CHCF is contemplating an investment in PHC as part of a syndicate that includes the foundation, an investment firm, and a technology company. Through the venture, CHCF would help hospitals that care for underserved Californians to lower costs and improve clinical outcomes, and PHC hopes to prove its cost-reduction case and value to safety net providers.
Facilitating Lending. One of social investors’ simplest tools is below-market-rate loans to help health care organizations fulfill their charitable missions. Foundations across the country have provided working capital and construction loans to clinics that serve low-income people, at rates below what they would have been eligible for from traditional lenders. The loans allow community health centers to devote more of their resources to serving people in need.

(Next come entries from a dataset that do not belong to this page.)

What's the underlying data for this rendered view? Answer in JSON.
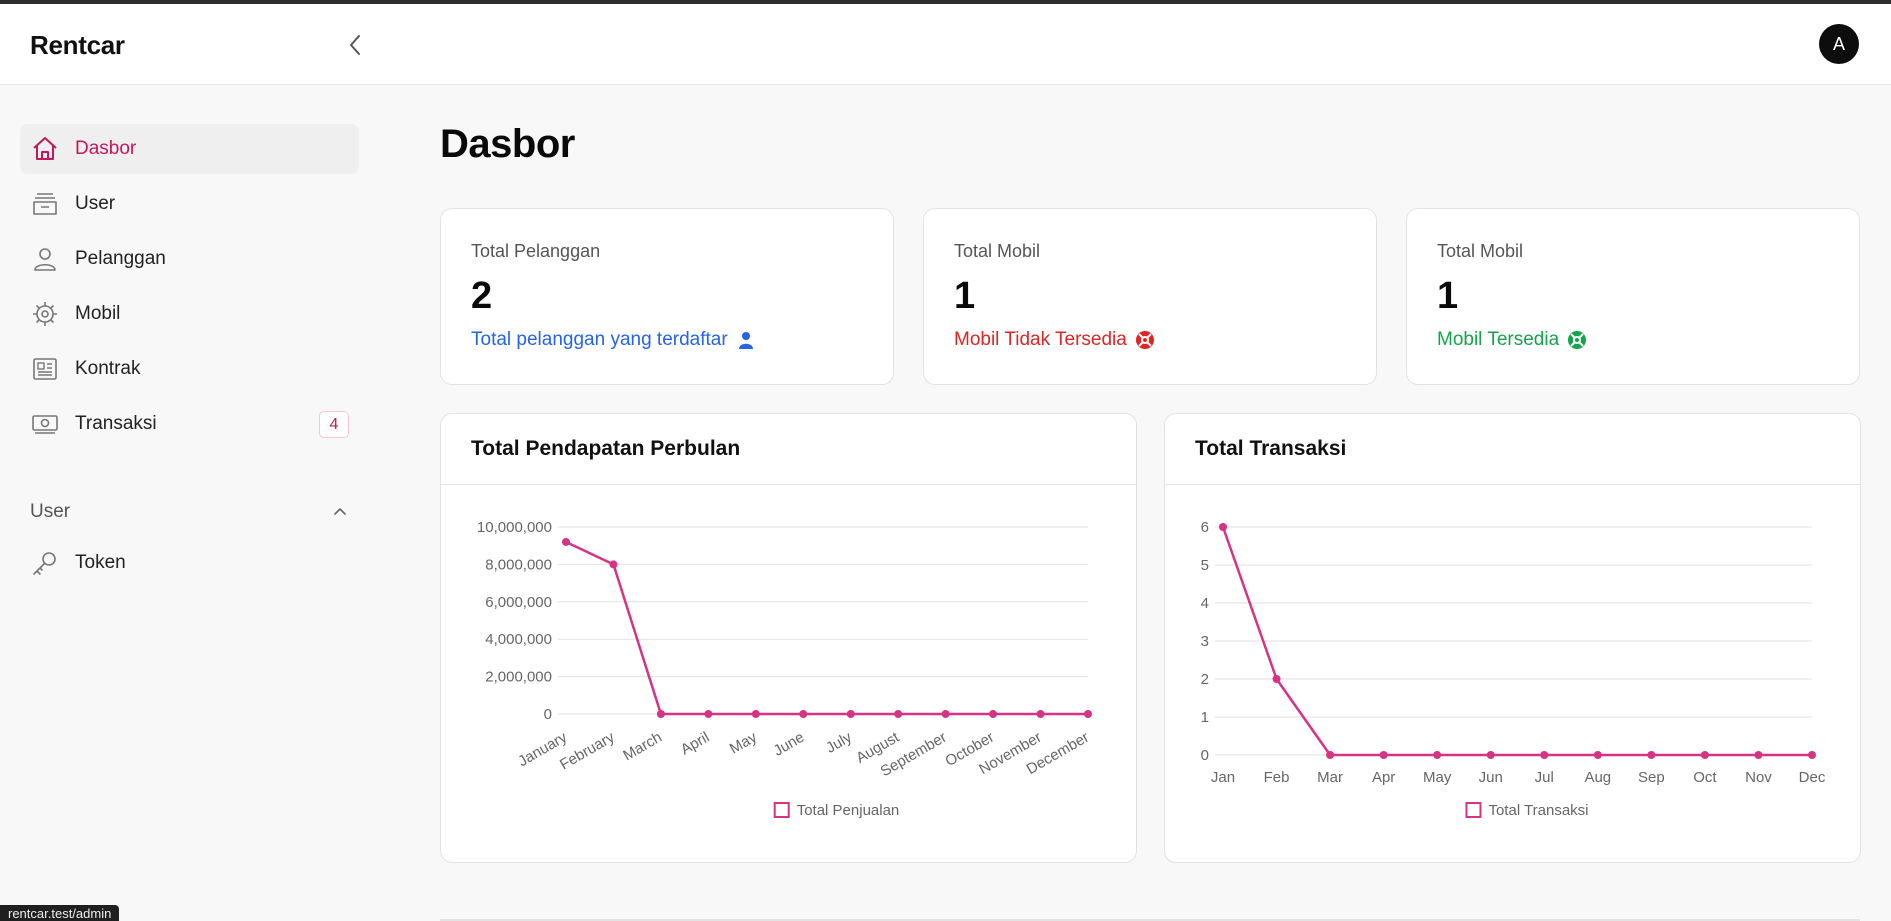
{
  "header": {
    "brand": "Rentcar",
    "avatar_initial": "A"
  },
  "sidebar": {
    "items": [
      {
        "label": "Dasbor",
        "icon": "home-icon",
        "active": true
      },
      {
        "label": "User",
        "icon": "archive-icon"
      },
      {
        "label": "Pelanggan",
        "icon": "person-icon"
      },
      {
        "label": "Mobil",
        "icon": "gear-icon"
      },
      {
        "label": "Kontrak",
        "icon": "newspaper-icon"
      },
      {
        "label": "Transaksi",
        "icon": "cash-icon",
        "badge": "4"
      }
    ],
    "section": {
      "label": "User",
      "items": [
        {
          "label": "Token",
          "icon": "key-icon"
        }
      ]
    }
  },
  "page": {
    "title": "Dasbor"
  },
  "stats": [
    {
      "label": "Total Pelanggan",
      "value": "2",
      "note": "Total pelanggan yang terdaftar",
      "note_color": "#2563eb",
      "icon": "person-icon"
    },
    {
      "label": "Total Mobil",
      "value": "1",
      "note": "Mobil Tidak Tersedia",
      "note_color": "#dc2626",
      "icon": "lifebuoy-icon"
    },
    {
      "label": "Total Mobil",
      "value": "1",
      "note": "Mobil Tersedia",
      "note_color": "#16a34a",
      "icon": "lifebuoy-icon"
    }
  ],
  "colors": {
    "accent": "#d63384",
    "active_text": "#c2185b"
  },
  "chart_data": [
    {
      "type": "line",
      "title": "Total Pendapatan Perbulan",
      "categories": [
        "January",
        "February",
        "March",
        "April",
        "May",
        "June",
        "July",
        "August",
        "September",
        "October",
        "November",
        "December"
      ],
      "series": [
        {
          "name": "Total Penjualan",
          "values": [
            9200000,
            8000000,
            0,
            0,
            0,
            0,
            0,
            0,
            0,
            0,
            0,
            0
          ]
        }
      ],
      "ylim": [
        0,
        10000000
      ],
      "yticks": [
        "0",
        "2,000,000",
        "4,000,000",
        "6,000,000",
        "8,000,000",
        "10,000,000"
      ],
      "legend": "bottom"
    },
    {
      "type": "line",
      "title": "Total Transaksi",
      "categories": [
        "Jan",
        "Feb",
        "Mar",
        "Apr",
        "May",
        "Jun",
        "Jul",
        "Aug",
        "Sep",
        "Oct",
        "Nov",
        "Dec"
      ],
      "series": [
        {
          "name": "Total Transaksi",
          "values": [
            6,
            2,
            0,
            0,
            0,
            0,
            0,
            0,
            0,
            0,
            0,
            0
          ]
        }
      ],
      "ylim": [
        0,
        6
      ],
      "yticks": [
        "0",
        "1",
        "2",
        "3",
        "4",
        "5",
        "6"
      ],
      "legend": "bottom"
    }
  ],
  "status_url": "rentcar.test/admin"
}
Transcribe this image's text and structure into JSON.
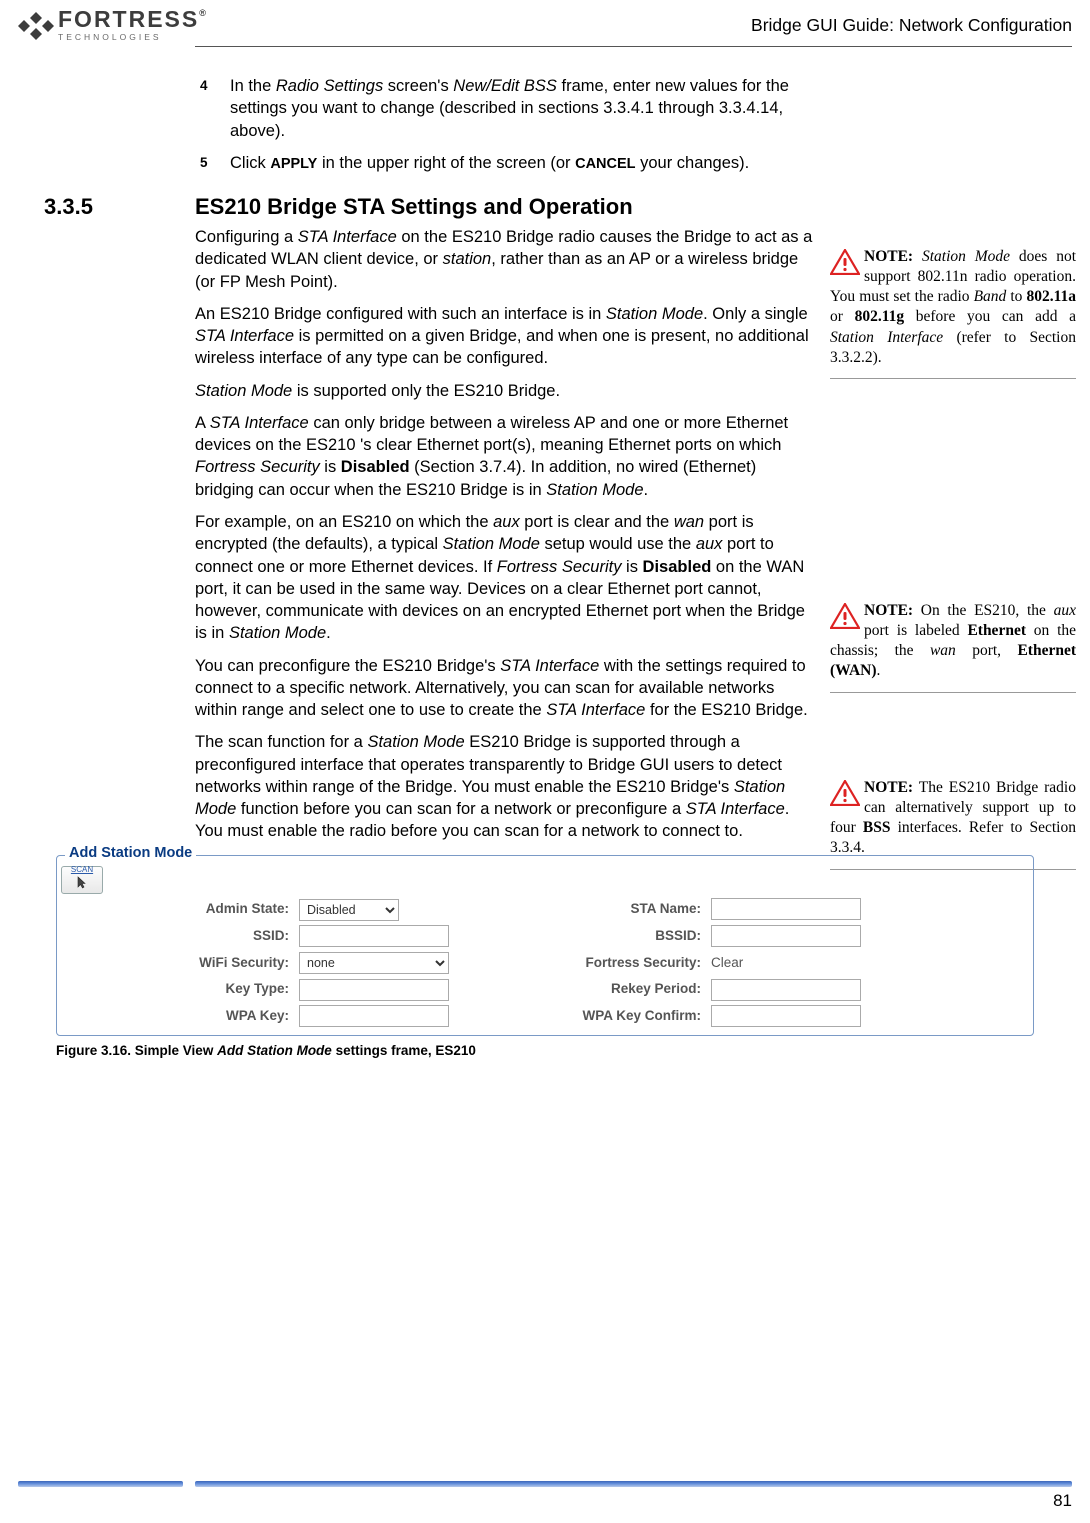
{
  "header": {
    "logo_main": "FORTRESS",
    "logo_reg": "®",
    "logo_sub": "TECHNOLOGIES",
    "title": "Bridge GUI Guide: Network Configuration"
  },
  "steps": {
    "s4_num": "4",
    "s4_a": "In the ",
    "s4_b": "Radio Settings",
    "s4_c": " screen's ",
    "s4_d": "New/Edit BSS",
    "s4_e": " frame, enter new values for the settings you want to change (described in sections 3.3.4.1 through 3.3.4.14, above).",
    "s5_num": "5",
    "s5_a": "Click ",
    "s5_b": "APPLY",
    "s5_c": " in the upper right of the screen (or ",
    "s5_d": "CANCEL",
    "s5_e": " your changes)."
  },
  "section": {
    "num": "3.3.5",
    "title": "ES210 Bridge STA Settings and Operation"
  },
  "body": {
    "p1a": "Configuring a ",
    "p1b": "STA Interface",
    "p1c": " on the ES210 Bridge radio causes the Bridge to act as a dedicated WLAN client device, or ",
    "p1d": "station",
    "p1e": ", rather than as an AP or a wireless bridge (or FP Mesh Point).",
    "p2a": "An ES210 Bridge configured with such an interface is in ",
    "p2b": "Station Mode",
    "p2c": ". Only a single ",
    "p2d": "STA Interface",
    "p2e": " is permitted on a given Bridge, and when one is present, no additional wireless interface of any type can be configured.",
    "p3a": "Station Mode",
    "p3b": " is supported only the ES210 Bridge.",
    "p4a": "A ",
    "p4b": "STA Interface",
    "p4c": " can only bridge between a wireless AP and one or more Ethernet devices on the ES210 's clear Ethernet port(s), meaning Ethernet ports on which ",
    "p4d": "Fortress Security",
    "p4e": " is ",
    "p4f": "Disabled",
    "p4g": " (Section 3.7.4). In addition, no wired (Ethernet) bridging can occur when the ES210 Bridge is in ",
    "p4h": "Station Mode",
    "p4i": ".",
    "p5a": "For example, on an ES210 on which the ",
    "p5b": "aux",
    "p5c": " port is clear and the ",
    "p5d": "wan",
    "p5e": " port is encrypted (the defaults), a typical ",
    "p5f": "Station Mode",
    "p5g": " setup would use the ",
    "p5h": "aux",
    "p5i": " port to connect one or more Ethernet devices. If ",
    "p5j": "Fortress Security",
    "p5k": " is ",
    "p5l": "Disabled",
    "p5m": " on the WAN port, it can be used in the same way. Devices on a clear Ethernet port cannot, however, communicate with devices on an encrypted Ethernet port when the Bridge is in ",
    "p5n": "Station Mode",
    "p5o": ".",
    "p6a": "You can preconfigure the ES210 Bridge's ",
    "p6b": "STA Interface",
    "p6c": " with the settings required to connect to a specific network. Alternatively, you can scan for available networks within range and select one to use to create the ",
    "p6d": "STA Interface",
    "p6e": " for the ES210 Bridge.",
    "p7a": "The scan function for a ",
    "p7b": "Station Mode",
    "p7c": " ES210 Bridge is supported through a preconfigured interface that operates transparently to Bridge GUI users to detect networks within range of the Bridge. You must enable the ES210 Bridge's ",
    "p7d": "Station Mode",
    "p7e": " function before you can scan for a network or preconfigure a ",
    "p7f": "STA Interface",
    "p7g": ". You must enable the radio before you can scan for a network to connect to."
  },
  "notes": {
    "n1a": "NOTE:",
    "n1b": " Station Mode",
    "n1c": " does not support 802.11n radio opera­tion. You must set the radio ",
    "n1d": "Band",
    "n1e": " to ",
    "n1f": "802.11a",
    "n1g": " or ",
    "n1h": "802.11g",
    "n1i": " before you can add a ",
    "n1j": "Station Interface",
    "n1k": " (refer to Section 3.3.2.2).",
    "n2a": "NOTE:",
    "n2b": " On the ES210, the ",
    "n2c": "aux",
    "n2d": " port is labeled ",
    "n2e": "Ethernet",
    "n2f": " on the chassis; the ",
    "n2g": "wan",
    "n2h": " port, ",
    "n2i": "Ethernet (WAN)",
    "n2j": ".",
    "n3a": "NOTE:",
    "n3b": " The ES210 Bridge radio can alternatively support up to four ",
    "n3c": "BSS",
    "n3d": " interfaces. Refer to Section 3.3.4."
  },
  "figure": {
    "legend": "Add Station Mode",
    "scan": "SCAN",
    "labels": {
      "admin": "Admin State:",
      "sta": "STA Name:",
      "ssid": "SSID:",
      "bssid": "BSSID:",
      "wifi": "WiFi Security:",
      "fort": "Fortress Security:",
      "fort_val": "Clear",
      "key": "Key Type:",
      "rekey": "Rekey Period:",
      "wpa": "WPA Key:",
      "wpac": "WPA Key Confirm:"
    },
    "admin_sel": "Disabled",
    "wifi_sel": "none",
    "caption_a": "Figure 3.16. Simple View ",
    "caption_b": "Add Station Mode",
    "caption_c": " settings frame, ES210"
  },
  "page_num": "81"
}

For example, the California Primary Care Association (CPCA), in partnership with financial intermediary NCB Capital Impact, created the Emergency Working Capital Loan Fund in 2008. CPCA launched the program when a state budget crisis resulted in payment delays to community health centers that serve people on the state’s Medicaid program, Medi-Cal, which is the primary source of revenue for these clinics. California clinics were eligible to apply for up to $250,000 to cover working capital needs as they waited for payment. Clinics return the funds as soon as Medi-Cal pays, typically within two to three months.
Participants in the fund have included CPCA, Sutter Health Systems, Catholic Healthcare West, the Nonprofit Finance Fund, the Mercy Partnership Fund, and the California HealthCare Foundation. All the organizations have made funds available at rates ranging from 1 percent to 5 percent. When loans are blended together according to the proportion the funders have lent, the interest rate to the borrower becomes 3.25 percent, well below market rates. The fund has been renewed most years since 2008, and its total capital has ranged from $20 million to $30 million. The funding partnership will be expanded this year to include several new participants, including two foundations. NCB Capital Impact continues to do all the loan underwriting and servicing, and together with CPCA has created a loan guarantee fund to mitigate the risk of late repayment or default.

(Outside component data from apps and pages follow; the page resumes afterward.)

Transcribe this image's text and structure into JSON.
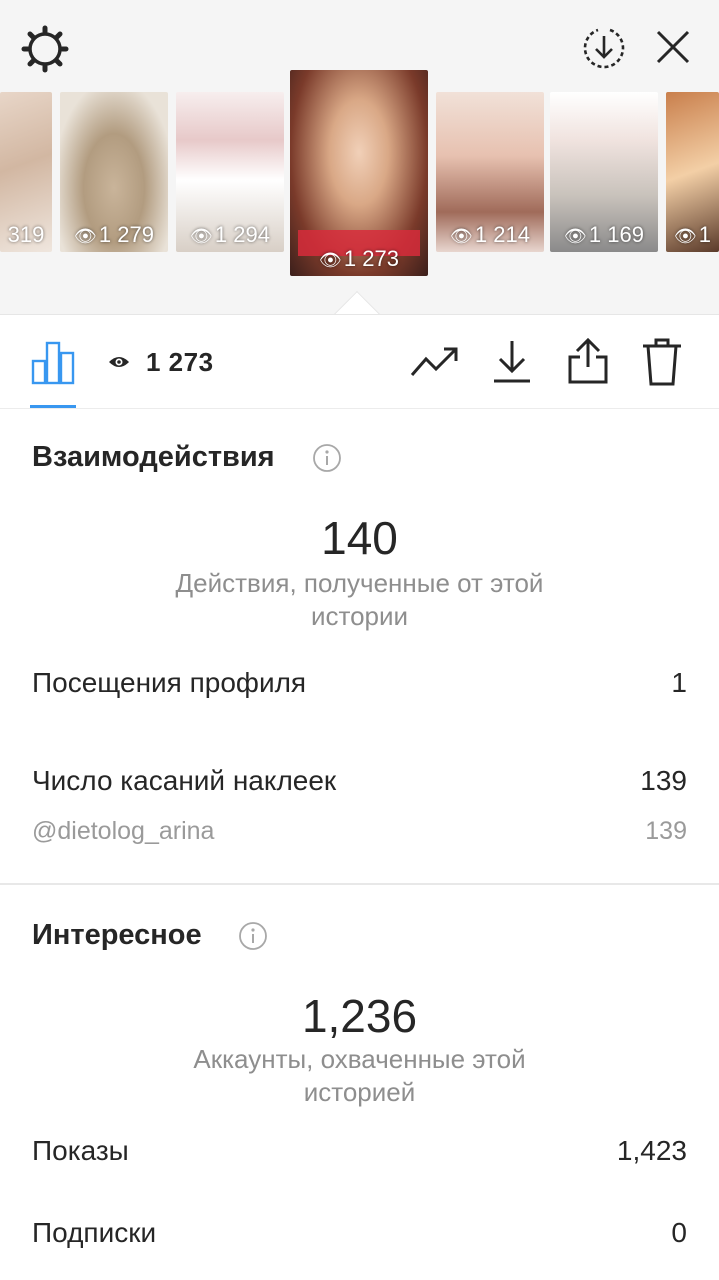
{
  "header": {
    "icons": {
      "settings": "gear-icon",
      "download": "download-circle-icon",
      "close": "close-icon"
    }
  },
  "stories": [
    {
      "views": "319"
    },
    {
      "views": "1 279"
    },
    {
      "views": "1 294"
    },
    {
      "views": "1 273",
      "selected": true
    },
    {
      "views": "1 214"
    },
    {
      "views": "1 169"
    },
    {
      "views": "1"
    }
  ],
  "toolbar": {
    "views_count": "1 273",
    "accent": "#3897f0",
    "icons": [
      "bar-chart-icon",
      "eye-icon",
      "trend-icon",
      "download-icon",
      "share-icon",
      "trash-icon"
    ]
  },
  "interactions": {
    "title": "Взаимодействия",
    "total": "140",
    "total_caption": "Действия, полученные от этой истории",
    "profile_visits_label": "Посещения профиля",
    "profile_visits_value": "1",
    "sticker_taps_label": "Число касаний наклеек",
    "sticker_taps_value": "139",
    "sticker_handle": "@dietolog_arina",
    "sticker_handle_value": "139"
  },
  "discovery": {
    "title": "Интересное",
    "total": "1,236",
    "total_caption": "Аккаунты, охваченные этой историей",
    "impressions_label": "Показы",
    "impressions_value": "1,423",
    "follows_label": "Подписки",
    "follows_value": "0"
  }
}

Another example is Playworks, a national nonprofit that has developed a program to bring recess back to public schools. As public school budgets are cut and recess is removed from the school day, safe and engaging play is disappearing from the lives of many children. With significant grant funding from the Robert Wood Johnson Foundation (RWJF), Playworks expanded from its original base in Oakland, Calif., to more than 250 schools in 15 cities. Even with the grant funding, Playworks still faced a significant working capital deficit, because its payments often came well after the organization had incurred expenses. RWJF partnered with OneCalifornia Bank to meet this working capital need through a deposit that the bank used as collateral against which to administer a loan to Playworks so that it could “keep recess going” while waiting for school funds to come in.
These are just a few of the ways that the tools of impact investing can improve health care. They represent creative thinking and a willingness to cross long-established boundaries between sectors in the pursuit of common goals. As the United States seeks to reform its health care system to both lower costs and improve access, such collaboration is vital. Foundations and other social investors have an important opportunity to serve as strategic partners in supporting the brightest and most creative entrepreneurs in creating lower-cost and more accessible models of care.